Stopping the Climate Emergency

The climate crisis is the defining issue of our time. From shifting weather patterns that threaten food production, to rising sea levels that increase the risk of catastrophic flooding, the impacts of climate change are global in scope and unprecedented in scale.


Over the last 200 years, modern energy, agriculture, and industrial practices have greatly increased the level of heat-trapping greenhouse gases in the atmosphere (especially carbon dioxide and methane). There is broad scientific agreement that the world is warming as a result, with damaging and unpredictable impacts on weather. The world is already experiencing the effects of unchecked climate change, including increasingly frequent hurricanes and damaging wildfires, which stand to threaten people, ecosystems, and economies.


The UN is at the forefront of the effort to save our planet. In 1992, its “Earth Summit” led to the creation of the United Nations Framework Convention on Climate Change (UNFCCC) as a first step in addressing the climate crisis. The treaty committed signatories to avoiding dangerous human interference with the climate system and reducing emissions commensurate with their levels of development. President George H.W. Bush signed the treaty, and the Senate unanimously ratified it.

In 1998, the World Meteorological Organization (WMO) and United Nations Environment Programme founded the UN Intergovernmental Panel on Climate Change (IPCC) to provide governments with the best scientific information so policy makers could develop sound climate change policies. In 2014, the IPCC provided more clarity about the role of human activities in climate change when it released its Fifth Assessment Report. Its conclusion: climate change is real and human activities are the main cause.

The IPCC’s most recent report, on the physical basis of climate change, which was released in August 2021, found that climate change is widespread, rapid, and intensifying, with UN Secretary-General Antonio Guterres calling it a ‘code red for humanity.’ The report, helmed by the world’s leading climate scientists, reflects more clearly than ever before the causal links between human activity, climate change, and extreme weather events.

The report warns that while the pathway is extremely narrow, rapid reductions in CO2 and other greenhouse gas pollutants could still enable us to limit warming to 1.5°C and thereby avoid the most catastrophic impacts of climate change.


After years of negotiations facilitated by the UNFCCC, including the Kyoto Protocol in 1997 and the Copenhagen Accord in 2009, a breakthrough was achieved with the Paris Agreement in 2015.

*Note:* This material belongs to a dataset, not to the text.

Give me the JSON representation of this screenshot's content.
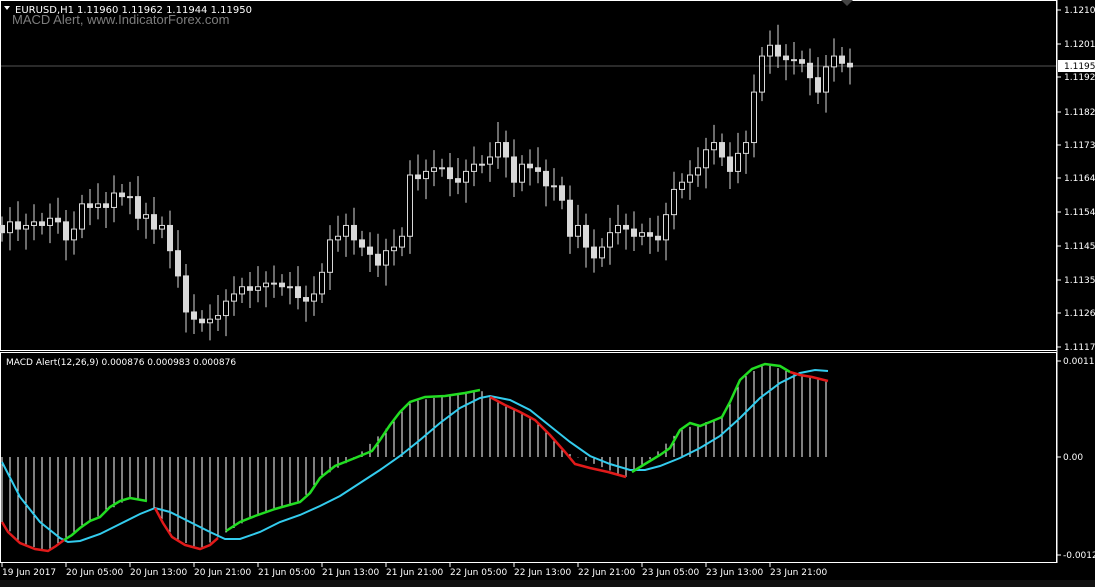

The agreement charted a new course in global climate efforts by bringing all nations together for the first time under a common framework to combat climate change. The agreement’s central aim is to keep the global temperature rise well below 2°C above pre-industrial levels while pursuing efforts to limit the increase to 1.5°C.

The agreement is based on national action plans, called Nationally Determined Contributions (NDCs), which are to be strengthened over time every five years starting in 2020. To help developing countries address the impacts of climate change, the agreement also reaffirms a commitment to mobilize $100 billion each year from public and private sources.

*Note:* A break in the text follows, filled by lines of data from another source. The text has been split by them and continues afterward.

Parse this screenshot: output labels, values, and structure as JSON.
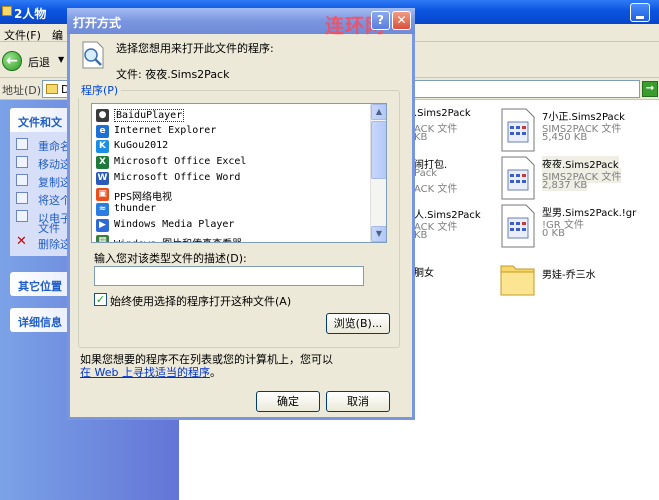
{
  "explorer": {
    "title": "2人物",
    "menu": [
      "文件(F)",
      "编"
    ],
    "toolbar": {
      "back_label": "后退"
    },
    "address": {
      "label": "地址(D)",
      "value": "D"
    },
    "tasks_panel": {
      "header": "文件和文",
      "items": [
        "重命名",
        "移动这",
        "复制这",
        "将这个",
        "以电子",
        "删除这"
      ],
      "item_extra": "文件"
    },
    "other_places": "其它位置",
    "details": "详细信息",
    "files": [
      {
        "name": ".Sims2Pack",
        "type": "ACK 文件",
        "size": "KB"
      },
      {
        "name": "7小正.Sims2Pack",
        "type": "SIMS2PACK 文件",
        "size": "5,450 KB"
      },
      {
        "name": "闹打包.",
        "type": "Pack",
        "size": "ACK 文件"
      },
      {
        "name": "夜夜.Sims2Pack",
        "type": "SIMS2PACK 文件",
        "size": "2,837 KB"
      },
      {
        "name": "人.Sims2Pack",
        "type": "ACK 文件",
        "size": "KB"
      },
      {
        "name": "型男.Sims2Pack.!gr",
        "type": "!GR 文件",
        "size": "0 KB"
      },
      {
        "name": "胴女",
        "type": "",
        "size": ""
      },
      {
        "name": "男娃-乔三水",
        "type": "",
        "size": ""
      }
    ]
  },
  "dialog": {
    "title": "打开方式",
    "watermark": "连环网",
    "help": "?",
    "close": "✕",
    "prompt": "选择您想用来打开此文件的程序:",
    "file_line": "文件: 夜夜.Sims2Pack",
    "programs_label": "程序(P)",
    "programs": [
      {
        "name": "BaiduPlayer",
        "icon": "baiduplayer-icon",
        "color": "#3a3a3a"
      },
      {
        "name": "Internet Explorer",
        "icon": "internet-explorer-icon",
        "color": "#1b6fd6"
      },
      {
        "name": "KuGou2012",
        "icon": "kugou-icon",
        "color": "#1a8ee6"
      },
      {
        "name": "Microsoft Office Excel",
        "icon": "excel-icon",
        "color": "#1d7a3a"
      },
      {
        "name": "Microsoft Office Word",
        "icon": "word-icon",
        "color": "#2b5bb8"
      },
      {
        "name": "PPS网络电视",
        "icon": "pps-icon",
        "color": "#e8501e"
      },
      {
        "name": "thunder",
        "icon": "thunder-icon",
        "color": "#2a7de1"
      },
      {
        "name": "Windows Media Player",
        "icon": "media-player-icon",
        "color": "#2d6ad6"
      },
      {
        "name": "Windows 图片和传真查看器",
        "icon": "picture-viewer-icon",
        "color": "#3c7e3c"
      }
    ],
    "selected_program_index": 0,
    "desc_label": "输入您对该类型文件的描述(D):",
    "desc_value": "",
    "always_use_label": "始终使用选择的程序打开这种文件(A)",
    "always_use_checked": true,
    "browse_label": "浏览(B)...",
    "note_line1": "如果您想要的程序不在列表或您的计算机上，您可以",
    "note_link": "在 Web 上寻找适当的程序",
    "note_end": "。",
    "ok_label": "确定",
    "cancel_label": "取消"
  }
}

Despite the adoption of the Paris Agreement, given the enormity of the task of putting the world on a low-GHG emissions trajectory, progress has been slow. Each of the past five years were the hottest on record, and recent reports have found that global emissions continue to rise, even in light of the slowdown of the global economy due to COVID-19.

UK Prime Minister Boris Johnson, U.S. President Joe Biden, and UN Secretary-General António Guterres gather during COP26

Progress was severely impeded for several years when the previous administration withdrew from the agreement in June 2017–a forfeiture of global leadership that undermined efforts to stave off the worst effects of climate change. Within weeks of taking office in 2021, however, President Biden rejoined the Paris Agreement, announced a raft of ambitious climate actions, and called on world leaders to join him for a Leaders’ Climate Summit on Earth Day–April 21–to work on getting the world on track to meet countries’ climate commitments.

After a year-long delay due to the COVID-19 pandemic, world leaders, the private sector, and activists gathered for COP26 in Glasgow in November 2021 to take stock of progress, finalize the rules of the Paris Agreement, and chart a path forward. While leaders made some tangible progress, significant gaps remain, especially in the ambition and implementation of the pledges countries put forward. To keep temperatures from rising above 1.5°C, developed country emissions will need to continue to decrease rapidly, while emerging and developing countries such as China and India will need their emissions to quickly peak and then also similarly plummet. Unfortunately, that is still not the most likely scenario, and much more work will need to be done to ensure that national actions match international promises.

On the domestic front in the United States, President Biden established a new goal of reducing the country’s emissions by half by 2030 from a 2005 baseline. That ambitious goal is seen by experts as achievable with the right mix of climate regulation and legislation–assuming they can be passed and executed rapidly.